We?ve come a long way since that election, where voting was done through a show of hands rather than by secret written ballot.
To qualify to vote, you had to be male, at least 23 years old, a taxpayer (which meant you had to own land), speak, read and write Spanish or English, and swear allegiance to the United States of America.
Through the years, the qualifications for voters have been modified, albeit gradually. Women didn?t get the right to vote until 1937. The minimum age dropped down slowly, to 18.
Today, even convicts can vote (and run) in elections.
All walks of life
When I got to Xavier shortly after 7, there were large crowds of early bird voters. They came from all walks of life, and rich or poor, they fell in line for their turn.

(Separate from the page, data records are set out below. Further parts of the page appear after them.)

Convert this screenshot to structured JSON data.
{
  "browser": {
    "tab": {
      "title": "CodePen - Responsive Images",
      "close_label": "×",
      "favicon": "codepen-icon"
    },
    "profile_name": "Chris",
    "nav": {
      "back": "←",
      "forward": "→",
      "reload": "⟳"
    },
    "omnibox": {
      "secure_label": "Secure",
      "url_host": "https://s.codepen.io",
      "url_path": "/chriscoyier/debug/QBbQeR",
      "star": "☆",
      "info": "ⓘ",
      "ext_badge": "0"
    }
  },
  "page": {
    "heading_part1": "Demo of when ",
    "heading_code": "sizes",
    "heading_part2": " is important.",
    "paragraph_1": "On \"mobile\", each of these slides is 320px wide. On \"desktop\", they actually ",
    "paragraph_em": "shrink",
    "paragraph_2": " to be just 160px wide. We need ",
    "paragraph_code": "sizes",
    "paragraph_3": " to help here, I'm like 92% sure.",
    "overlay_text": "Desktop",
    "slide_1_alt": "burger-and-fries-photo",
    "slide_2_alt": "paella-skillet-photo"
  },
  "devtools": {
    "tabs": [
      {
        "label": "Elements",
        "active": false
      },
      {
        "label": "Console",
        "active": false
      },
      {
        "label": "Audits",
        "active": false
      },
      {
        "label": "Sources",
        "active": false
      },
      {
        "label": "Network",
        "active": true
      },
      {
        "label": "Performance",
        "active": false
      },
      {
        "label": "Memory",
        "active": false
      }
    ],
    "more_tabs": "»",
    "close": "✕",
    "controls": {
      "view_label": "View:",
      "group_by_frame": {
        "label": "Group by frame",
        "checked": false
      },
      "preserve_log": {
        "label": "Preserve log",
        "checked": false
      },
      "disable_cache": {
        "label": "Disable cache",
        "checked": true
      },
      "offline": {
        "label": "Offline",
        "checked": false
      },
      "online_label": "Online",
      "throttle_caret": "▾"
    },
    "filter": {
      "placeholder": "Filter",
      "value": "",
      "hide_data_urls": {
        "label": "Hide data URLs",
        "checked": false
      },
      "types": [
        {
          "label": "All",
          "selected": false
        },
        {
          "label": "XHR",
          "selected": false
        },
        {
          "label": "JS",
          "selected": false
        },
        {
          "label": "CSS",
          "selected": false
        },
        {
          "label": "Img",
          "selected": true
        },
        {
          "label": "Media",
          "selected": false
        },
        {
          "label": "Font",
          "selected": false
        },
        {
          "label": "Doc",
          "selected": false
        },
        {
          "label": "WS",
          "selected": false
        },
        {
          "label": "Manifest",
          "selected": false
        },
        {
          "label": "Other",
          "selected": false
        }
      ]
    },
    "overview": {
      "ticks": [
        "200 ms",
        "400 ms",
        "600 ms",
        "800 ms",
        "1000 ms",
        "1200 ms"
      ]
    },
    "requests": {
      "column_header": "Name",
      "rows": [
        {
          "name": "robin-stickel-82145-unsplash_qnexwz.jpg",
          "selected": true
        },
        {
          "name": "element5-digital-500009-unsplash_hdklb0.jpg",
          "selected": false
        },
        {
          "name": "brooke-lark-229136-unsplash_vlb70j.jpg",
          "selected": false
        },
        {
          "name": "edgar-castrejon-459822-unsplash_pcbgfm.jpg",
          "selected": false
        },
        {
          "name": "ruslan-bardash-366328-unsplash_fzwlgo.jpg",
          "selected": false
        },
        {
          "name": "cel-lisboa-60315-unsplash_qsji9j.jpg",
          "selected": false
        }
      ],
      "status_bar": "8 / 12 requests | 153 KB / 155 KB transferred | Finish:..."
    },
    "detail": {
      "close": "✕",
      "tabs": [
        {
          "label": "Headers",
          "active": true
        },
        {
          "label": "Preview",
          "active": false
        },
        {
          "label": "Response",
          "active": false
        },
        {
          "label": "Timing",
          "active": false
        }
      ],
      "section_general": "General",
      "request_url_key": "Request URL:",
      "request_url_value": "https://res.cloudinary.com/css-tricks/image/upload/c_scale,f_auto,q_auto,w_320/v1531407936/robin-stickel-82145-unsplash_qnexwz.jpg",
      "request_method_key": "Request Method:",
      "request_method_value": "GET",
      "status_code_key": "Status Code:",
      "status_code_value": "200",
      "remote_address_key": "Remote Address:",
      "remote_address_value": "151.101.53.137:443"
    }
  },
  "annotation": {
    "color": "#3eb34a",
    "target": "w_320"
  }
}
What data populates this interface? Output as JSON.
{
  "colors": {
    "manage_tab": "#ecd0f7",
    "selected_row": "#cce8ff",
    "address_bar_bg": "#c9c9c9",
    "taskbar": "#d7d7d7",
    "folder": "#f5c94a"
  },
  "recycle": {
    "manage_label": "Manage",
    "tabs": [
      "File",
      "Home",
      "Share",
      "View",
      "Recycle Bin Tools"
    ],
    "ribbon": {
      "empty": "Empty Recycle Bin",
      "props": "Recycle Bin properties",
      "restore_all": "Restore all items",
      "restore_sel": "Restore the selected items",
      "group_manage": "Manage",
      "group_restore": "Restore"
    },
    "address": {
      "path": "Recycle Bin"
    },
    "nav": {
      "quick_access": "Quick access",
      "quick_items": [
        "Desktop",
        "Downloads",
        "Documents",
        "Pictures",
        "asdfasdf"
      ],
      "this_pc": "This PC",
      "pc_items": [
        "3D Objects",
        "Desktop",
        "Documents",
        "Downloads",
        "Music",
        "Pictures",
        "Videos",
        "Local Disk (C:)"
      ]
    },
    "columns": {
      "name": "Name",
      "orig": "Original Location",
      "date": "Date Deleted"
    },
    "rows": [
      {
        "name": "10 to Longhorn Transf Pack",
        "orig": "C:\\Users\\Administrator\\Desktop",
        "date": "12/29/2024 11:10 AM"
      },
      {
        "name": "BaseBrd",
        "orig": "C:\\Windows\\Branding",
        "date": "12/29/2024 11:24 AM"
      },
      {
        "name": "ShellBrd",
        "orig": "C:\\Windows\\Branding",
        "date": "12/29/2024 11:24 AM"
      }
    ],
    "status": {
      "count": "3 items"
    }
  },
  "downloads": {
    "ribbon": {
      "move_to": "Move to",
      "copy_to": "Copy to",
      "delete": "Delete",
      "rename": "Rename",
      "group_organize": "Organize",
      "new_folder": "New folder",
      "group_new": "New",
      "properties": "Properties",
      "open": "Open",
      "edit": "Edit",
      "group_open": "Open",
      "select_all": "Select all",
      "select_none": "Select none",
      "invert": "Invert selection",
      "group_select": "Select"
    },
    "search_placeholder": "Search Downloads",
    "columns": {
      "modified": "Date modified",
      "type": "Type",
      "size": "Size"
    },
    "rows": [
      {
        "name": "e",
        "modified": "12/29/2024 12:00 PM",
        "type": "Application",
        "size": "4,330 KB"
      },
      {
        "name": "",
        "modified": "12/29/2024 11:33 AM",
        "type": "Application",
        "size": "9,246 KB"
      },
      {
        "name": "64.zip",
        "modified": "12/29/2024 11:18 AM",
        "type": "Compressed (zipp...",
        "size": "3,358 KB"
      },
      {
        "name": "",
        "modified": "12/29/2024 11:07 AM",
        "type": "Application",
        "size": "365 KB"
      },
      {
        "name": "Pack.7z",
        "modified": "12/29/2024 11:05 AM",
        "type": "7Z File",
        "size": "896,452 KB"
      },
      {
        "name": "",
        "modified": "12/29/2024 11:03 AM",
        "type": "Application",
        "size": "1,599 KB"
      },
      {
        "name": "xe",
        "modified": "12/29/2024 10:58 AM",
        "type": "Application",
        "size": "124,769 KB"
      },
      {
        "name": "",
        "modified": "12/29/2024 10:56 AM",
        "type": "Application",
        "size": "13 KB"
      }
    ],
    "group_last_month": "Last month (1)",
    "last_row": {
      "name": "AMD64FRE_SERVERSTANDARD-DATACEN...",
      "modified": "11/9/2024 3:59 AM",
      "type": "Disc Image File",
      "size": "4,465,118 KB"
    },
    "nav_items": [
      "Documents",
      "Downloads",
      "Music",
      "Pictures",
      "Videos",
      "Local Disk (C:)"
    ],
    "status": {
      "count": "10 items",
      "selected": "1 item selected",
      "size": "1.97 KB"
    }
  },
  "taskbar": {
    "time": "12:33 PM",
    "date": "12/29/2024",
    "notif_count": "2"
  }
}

I could hear all sorts of Philippine languages, as well as English and Chinese (reflecting the large Chinese-Filipino community in San Juan).
The whole age spectrum was represented, with the elderly getting preferential treatment and allowed to skip the queue. It was a gracious gesture, almost a way of extending tribute to the Filipinos who value the right to vote, even if they have to come in wheelchairs.
I also noticed many more people with disabilities coming to vote. GMA 7 had a particularly touching video footage showing a group of blind people making their way to a precinct (which turned out to be the wrong one, so they had to go on to another polling site).
Future elections could give more attention to the needs of these segments of the population, including making provisions for facilitated access, as well as assistance during the voting itself.
I know, of course, that the situation in Xavier was probably not typical. I got text messages from friends, complaining of the usual problems of names missing from voters? lists, difficulties finding precincts and long lines that didn?t seem to be moving.
Through all these trials and tribulations, the heroes and heroines of the day were the precinct workers, including some who took the usual barrage of irate, even abusive, language from impatient voters.